One Bible passage worth praying and meditating on daily is Proverbs 3:5-8:
“Trust in the LORD with all your heart, and do not rely on your own insight. In all your ways acknowledge him, and he will make straight your paths. Do not be wise in your own eyes; fear the LORD, and turn away from evil. It will be a healing for your flesh and a refreshment for your body” (NRSV).
Back in August of 1993, my family went through what could have been an unrelenting tragedy. We recited daily and held tightly to the above Proverbs passage; and I am most grateful to say we discovered the truth of Scripture that from everything God works good (Romans 8:28).
Not only are we to love the Lord our God with all our hearts, we are also to trust God with all our hearts, even if that includes trusting God in the face of inscrutable misfortune and suffering. Much of our daily lives may be shrouded in the mystery of “why.” However, this much is certain: you must trust and love God with everything you have and are. God will assuredly get you through whatever you may have to face or endure.
Biblical faith is as much in spite of as because of life events. The faith of Abraham and Sarah, by which they remained right with God, was to believe in God’s promise of progeny in spite of enduring a 25-year period of barrenness. By the time the baby came, Sarah was way past her apparent capacity to give birth.
That was also the faith of Jesus, who suffered crucifixion as one seemingly abandoned by God. In his pain, Jesus cried out, “My God, my God, why have you forsaken me?” (Psalm 22:1, Mark 15:34). Yet he still trusted God completely in spite of horrific circumstances. Look at the countless progeny of Christ followers who arose after his death and resurrection.
One of my favorite poems in this context is “Faith and Sight,” by Mary Gardner Brainard (1837-1905): “So, I go on, not knowing, / — I would not, if I might — / I would rather walk in the dark with God / Than go alone in the light; / I would rather walk with Him by faith, / Than walk alone by sight.”
True freedom sweeps through us when we trust in God rather than in our limited and limiting understanding. There is no better response to God’s unconditional love for us than our unconditional trust in God.

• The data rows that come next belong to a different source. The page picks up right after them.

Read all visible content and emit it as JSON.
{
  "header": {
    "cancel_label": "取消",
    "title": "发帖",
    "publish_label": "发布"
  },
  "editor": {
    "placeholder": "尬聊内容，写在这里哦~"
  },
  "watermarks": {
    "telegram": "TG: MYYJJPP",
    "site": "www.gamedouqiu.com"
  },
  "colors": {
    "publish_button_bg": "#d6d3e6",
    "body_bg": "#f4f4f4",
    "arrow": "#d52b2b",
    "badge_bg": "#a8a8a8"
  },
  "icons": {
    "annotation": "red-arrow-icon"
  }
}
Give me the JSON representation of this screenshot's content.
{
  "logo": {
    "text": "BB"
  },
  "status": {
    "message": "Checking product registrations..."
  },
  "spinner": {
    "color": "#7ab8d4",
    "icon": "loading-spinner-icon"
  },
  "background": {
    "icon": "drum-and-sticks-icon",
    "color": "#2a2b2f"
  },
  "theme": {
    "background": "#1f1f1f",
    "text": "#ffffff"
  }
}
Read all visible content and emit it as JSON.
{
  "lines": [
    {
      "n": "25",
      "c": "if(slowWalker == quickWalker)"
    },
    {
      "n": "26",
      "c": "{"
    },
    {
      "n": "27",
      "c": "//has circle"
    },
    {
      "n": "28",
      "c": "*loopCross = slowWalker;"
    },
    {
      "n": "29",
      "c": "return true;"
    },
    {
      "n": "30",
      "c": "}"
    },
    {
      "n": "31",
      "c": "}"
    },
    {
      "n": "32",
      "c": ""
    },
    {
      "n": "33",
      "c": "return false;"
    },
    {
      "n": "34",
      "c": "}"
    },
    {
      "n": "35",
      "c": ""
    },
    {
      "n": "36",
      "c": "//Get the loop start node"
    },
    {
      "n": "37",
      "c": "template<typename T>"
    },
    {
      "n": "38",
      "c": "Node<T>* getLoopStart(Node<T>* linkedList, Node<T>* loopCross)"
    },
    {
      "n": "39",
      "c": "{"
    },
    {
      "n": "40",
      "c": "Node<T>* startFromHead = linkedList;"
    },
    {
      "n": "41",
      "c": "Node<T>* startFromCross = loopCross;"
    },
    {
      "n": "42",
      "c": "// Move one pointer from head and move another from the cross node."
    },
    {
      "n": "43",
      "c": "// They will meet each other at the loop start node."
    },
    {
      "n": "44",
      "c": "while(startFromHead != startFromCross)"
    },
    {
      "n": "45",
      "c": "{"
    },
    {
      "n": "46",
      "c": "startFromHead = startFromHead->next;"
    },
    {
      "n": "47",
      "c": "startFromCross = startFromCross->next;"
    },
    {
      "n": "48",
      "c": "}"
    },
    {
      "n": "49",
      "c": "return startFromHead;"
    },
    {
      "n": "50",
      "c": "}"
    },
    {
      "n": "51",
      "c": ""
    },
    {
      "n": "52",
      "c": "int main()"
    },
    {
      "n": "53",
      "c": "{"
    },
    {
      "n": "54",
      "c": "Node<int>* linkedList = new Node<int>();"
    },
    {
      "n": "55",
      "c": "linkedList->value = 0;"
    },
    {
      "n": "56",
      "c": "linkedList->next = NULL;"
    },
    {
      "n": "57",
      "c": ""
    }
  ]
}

(Editor’s note: Hal Green, Ph.D., has taught and written about prayer extensively. A former religion professor and Methodist pastor, he joined the Catholic Church in 2011, and is a member of Ss. Mary & Mathias Parish in Muscatine. Contact him at firstname.lastname@example.org)